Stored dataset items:
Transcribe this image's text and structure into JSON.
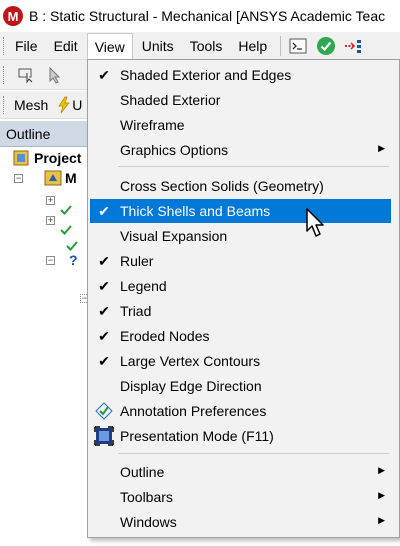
{
  "window": {
    "title": "B : Static Structural - Mechanical [ANSYS Academic Teac"
  },
  "menubar": {
    "items": [
      "File",
      "Edit",
      "View",
      "Units",
      "Tools",
      "Help"
    ],
    "active": "View"
  },
  "toolbar3": {
    "mesh_label": "Mesh",
    "partial_label": "U"
  },
  "outline": {
    "header": "Outline",
    "project_label": "Project",
    "model_label": "M"
  },
  "view_menu": {
    "groups": [
      [
        {
          "label": "Shaded Exterior and Edges",
          "checked": true
        },
        {
          "label": "Shaded Exterior",
          "checked": false
        },
        {
          "label": "Wireframe",
          "checked": false
        },
        {
          "label": "Graphics Options",
          "checked": false,
          "submenu": true
        }
      ],
      [
        {
          "label": "Cross Section Solids (Geometry)",
          "checked": false
        },
        {
          "label": "Thick Shells and Beams",
          "checked": true,
          "highlighted": true
        },
        {
          "label": "Visual Expansion",
          "checked": false
        },
        {
          "label": "Ruler",
          "checked": true
        },
        {
          "label": "Legend",
          "checked": true
        },
        {
          "label": "Triad",
          "checked": true
        },
        {
          "label": "Eroded Nodes",
          "checked": true
        },
        {
          "label": "Large Vertex Contours",
          "checked": true
        },
        {
          "label": "Display Edge Direction",
          "checked": false
        },
        {
          "label": "Annotation Preferences",
          "icon": "annotation-preferences-icon"
        },
        {
          "label": "Presentation Mode (F11)",
          "icon": "presentation-mode-icon"
        }
      ],
      [
        {
          "label": "Outline",
          "submenu": true
        },
        {
          "label": "Toolbars",
          "submenu": true
        },
        {
          "label": "Windows",
          "submenu": true
        }
      ]
    ]
  },
  "colors": {
    "highlight": "#0078d7",
    "menu_bg": "#f2f2f2",
    "title_logo": "#c0141b",
    "outline_header": "#cfd9e6"
  }
}
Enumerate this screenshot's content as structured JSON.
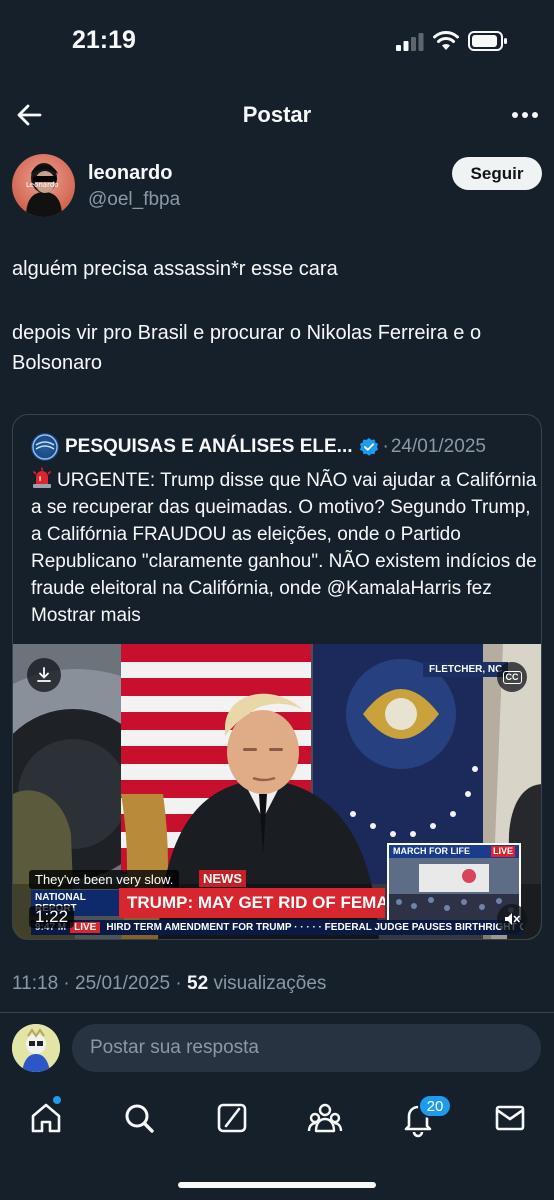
{
  "status_bar": {
    "time": "21:19"
  },
  "topbar": {
    "title": "Postar"
  },
  "author": {
    "display_name": "leonardo",
    "handle": "@oel_fbpa",
    "follow_label": "Seguir"
  },
  "tweet": {
    "paragraphs": [
      "alguém precisa assassin*r esse cara",
      "depois vir pro Brasil e procurar o Nikolas Ferreira e o Bolsonaro"
    ]
  },
  "quote": {
    "account_name": "PESQUISAS E ANÁLISES ELE...",
    "separator": "·",
    "date": "24/01/2025",
    "body": "URGENTE: Trump disse que NÃO vai ajudar a Califórnia a se recuperar das queimadas. O motivo? Segundo Trump, a Califórnia FRAUDOU as eleições, onde o Partido Republicano \"claramente ganhou\". NÃO existem indícios de fraude eleitoral na Califórnia, onde @KamalaHarris fez",
    "show_more": "Mostrar mais",
    "video": {
      "location": "FLETCHER, NC",
      "cc_label": "CC",
      "caption": "They've been very slow.",
      "headline": "TRUMP: MAY GET RID OF FEMA",
      "news_suffix": "NEWS",
      "network_label": "NATIONAL REPORT",
      "ticker_live": "LIVE",
      "ticker_text": "HIRD TERM AMENDMENT FOR TRUMP · · · · · FEDERAL JUDGE PAUSES BIRTHRIGHT CITI",
      "ticker_time": "9:47 M",
      "inset_title": "MARCH FOR LIFE",
      "inset_live": "LIVE",
      "duration": "1:22"
    }
  },
  "meta": {
    "time": "11:18",
    "separator": "·",
    "date": "25/01/2025",
    "views_count": "52",
    "views_label": "visualizações"
  },
  "reply": {
    "placeholder": "Postar sua resposta"
  },
  "tabbar": {
    "notifications_badge": "20"
  },
  "colors": {
    "background": "#15202b",
    "accent": "#1d9bf0",
    "muted_text": "#8b98a5",
    "border": "#38444d",
    "headline_red": "#d7262e"
  }
}
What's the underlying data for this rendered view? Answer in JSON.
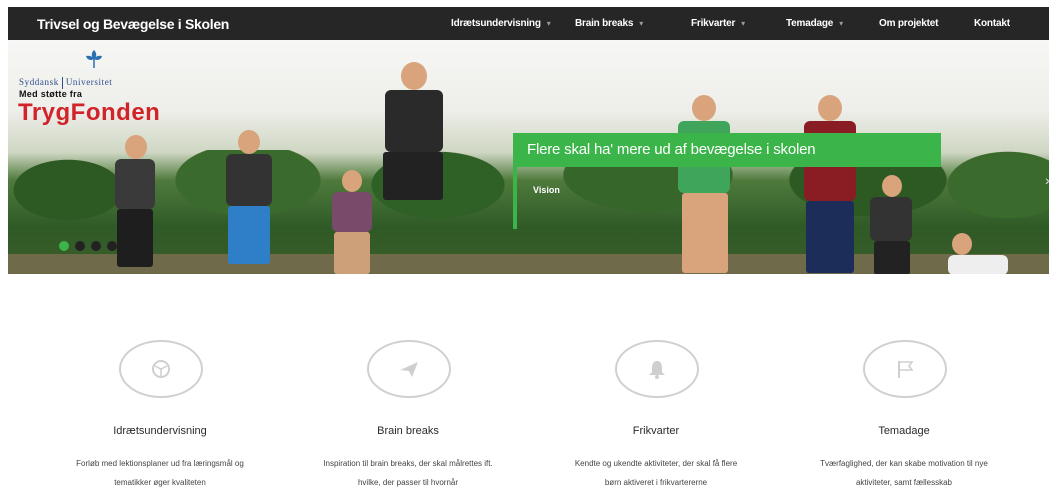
{
  "header": {
    "brand": "Trivsel og Bevægelse i Skolen",
    "nav": [
      {
        "label": "Idrætsundervisning",
        "dropdown": true
      },
      {
        "label": "Brain breaks",
        "dropdown": true
      },
      {
        "label": "Frikvarter",
        "dropdown": true
      },
      {
        "label": "Temadage",
        "dropdown": true
      },
      {
        "label": "Om projektet",
        "dropdown": false
      },
      {
        "label": "Kontakt",
        "dropdown": false
      }
    ]
  },
  "hero": {
    "university_left": "Syddansk",
    "university_right": "Universitet",
    "support_text": "Med støtte fra",
    "sponsor": "TrygFonden",
    "slide_title": "Flere skal ha' mere ud af bevægelse i skolen",
    "slide_tag": "Vision",
    "slide_count": 4,
    "active_slide": 1
  },
  "features": [
    {
      "icon": "football-icon",
      "title": "Idrætsundervisning",
      "desc_line1": "Forløb med lektionsplaner ud fra læringsmål og",
      "desc_line2": "tematikker øger kvaliteten"
    },
    {
      "icon": "paper-plane-icon",
      "title": "Brain breaks",
      "desc_line1": "Inspiration til brain breaks, der skal målrettes ift.",
      "desc_line2": "hvilke, der passer til hvornår"
    },
    {
      "icon": "bell-icon",
      "title": "Frikvarter",
      "desc_line1": "Kendte og ukendte aktiviteter, der skal få flere",
      "desc_line2": "børn aktiveret i frikvartererne"
    },
    {
      "icon": "flag-icon",
      "title": "Temadage",
      "desc_line1": "Tværfaglighed, der kan skabe motivation til nye",
      "desc_line2": "aktiviteter, samt fællesskab"
    }
  ],
  "colors": {
    "accent": "#3bb54a",
    "topbar": "#262626",
    "sponsor": "#d2232a",
    "university": "#2b4c8c"
  }
}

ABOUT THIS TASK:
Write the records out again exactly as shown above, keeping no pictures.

ANSWER FOR THE TASK:
Transcribe this image's text and structure into JSON.
{
  "window": {
    "title": "B : Static Structural - Mechanical [ANSYS Academic Teac"
  },
  "menubar": {
    "items": [
      "File",
      "Edit",
      "View",
      "Units",
      "Tools",
      "Help"
    ],
    "active": "View"
  },
  "toolbar3": {
    "mesh_label": "Mesh",
    "partial_label": "U"
  },
  "outline": {
    "header": "Outline",
    "project_label": "Project",
    "model_label": "M"
  },
  "view_menu": {
    "groups": [
      [
        {
          "label": "Shaded Exterior and Edges",
          "checked": true
        },
        {
          "label": "Shaded Exterior",
          "checked": false
        },
        {
          "label": "Wireframe",
          "checked": false
        },
        {
          "label": "Graphics Options",
          "checked": false,
          "submenu": true
        }
      ],
      [
        {
          "label": "Cross Section Solids (Geometry)",
          "checked": false
        },
        {
          "label": "Thick Shells and Beams",
          "checked": true,
          "highlighted": true
        },
        {
          "label": "Visual Expansion",
          "checked": false
        },
        {
          "label": "Ruler",
          "checked": true
        },
        {
          "label": "Legend",
          "checked": true
        },
        {
          "label": "Triad",
          "checked": true
        },
        {
          "label": "Eroded Nodes",
          "checked": true
        },
        {
          "label": "Large Vertex Contours",
          "checked": true
        },
        {
          "label": "Display Edge Direction",
          "checked": false
        },
        {
          "label": "Annotation Preferences",
          "icon": "annotation-preferences-icon"
        },
        {
          "label": "Presentation Mode (F11)",
          "icon": "presentation-mode-icon"
        }
      ],
      [
        {
          "label": "Outline",
          "submenu": true
        },
        {
          "label": "Toolbars",
          "submenu": true
        },
        {
          "label": "Windows",
          "submenu": true
        }
      ]
    ]
  },
  "colors": {
    "highlight": "#0078d7",
    "menu_bg": "#f2f2f2",
    "title_logo": "#c0141b",
    "outline_header": "#cfd9e6"
  }
}
Enumerate this screenshot's content as structured JSON.
{
  "status_bar": {
    "time": "21:19"
  },
  "topbar": {
    "title": "Postar"
  },
  "author": {
    "display_name": "leonardo",
    "handle": "@oel_fbpa",
    "follow_label": "Seguir"
  },
  "tweet": {
    "paragraphs": [
      "alguém precisa assassin*r esse cara",
      "depois vir pro Brasil e procurar o Nikolas Ferreira e o Bolsonaro"
    ]
  },
  "quote": {
    "account_name": "PESQUISAS E ANÁLISES ELE...",
    "separator": "·",
    "date": "24/01/2025",
    "body": "URGENTE: Trump disse que NÃO vai ajudar a Califórnia a se recuperar das queimadas. O motivo? Segundo Trump, a Califórnia FRAUDOU as eleições, onde o Partido Republicano \"claramente ganhou\". NÃO existem indícios de fraude eleitoral na Califórnia, onde @KamalaHarris fez",
    "show_more": "Mostrar mais",
    "video": {
      "location": "FLETCHER, NC",
      "cc_label": "CC",
      "caption": "They've been very slow.",
      "headline": "TRUMP: MAY GET RID OF FEMA",
      "news_suffix": "NEWS",
      "network_label": "NATIONAL REPORT",
      "ticker_live": "LIVE",
      "ticker_text": "HIRD TERM AMENDMENT FOR TRUMP · · · · · FEDERAL JUDGE PAUSES BIRTHRIGHT CITI",
      "ticker_time": "9:47 M",
      "inset_title": "MARCH FOR LIFE",
      "inset_live": "LIVE",
      "duration": "1:22"
    }
  },
  "meta": {
    "time": "11:18",
    "separator": "·",
    "date": "25/01/2025",
    "views_count": "52",
    "views_label": "visualizações"
  },
  "reply": {
    "placeholder": "Postar sua resposta"
  },
  "tabbar": {
    "notifications_badge": "20"
  },
  "colors": {
    "background": "#15202b",
    "accent": "#1d9bf0",
    "muted_text": "#8b98a5",
    "border": "#38444d",
    "headline_red": "#d7262e"
  }
}
What's the underlying data for this rendered view? Answer in JSON.
{
  "header": {
    "brand": "Trivsel og Bevægelse i Skolen",
    "nav": [
      {
        "label": "Idrætsundervisning",
        "dropdown": true
      },
      {
        "label": "Brain breaks",
        "dropdown": true
      },
      {
        "label": "Frikvarter",
        "dropdown": true
      },
      {
        "label": "Temadage",
        "dropdown": true
      },
      {
        "label": "Om projektet",
        "dropdown": false
      },
      {
        "label": "Kontakt",
        "dropdown": false
      }
    ]
  },
  "hero": {
    "university_left": "Syddansk",
    "university_right": "Universitet",
    "support_text": "Med støtte fra",
    "sponsor": "TrygFonden",
    "slide_title": "Flere skal ha' mere ud af bevægelse i skolen",
    "slide_tag": "Vision",
    "slide_count": 4,
    "active_slide": 1
  },
  "features": [
    {
      "icon": "football-icon",
      "title": "Idrætsundervisning",
      "desc_line1": "Forløb med lektionsplaner ud fra læringsmål og",
      "desc_line2": "tematikker øger kvaliteten"
    },
    {
      "icon": "paper-plane-icon",
      "title": "Brain breaks",
      "desc_line1": "Inspiration til brain breaks, der skal målrettes ift.",
      "desc_line2": "hvilke, der passer til hvornår"
    },
    {
      "icon": "bell-icon",
      "title": "Frikvarter",
      "desc_line1": "Kendte og ukendte aktiviteter, der skal få flere",
      "desc_line2": "børn aktiveret i frikvartererne"
    },
    {
      "icon": "flag-icon",
      "title": "Temadage",
      "desc_line1": "Tværfaglighed, der kan skabe motivation til nye",
      "desc_line2": "aktiviteter, samt fællesskab"
    }
  ],
  "colors": {
    "accent": "#3bb54a",
    "topbar": "#262626",
    "sponsor": "#d2232a",
    "university": "#2b4c8c"
  }
}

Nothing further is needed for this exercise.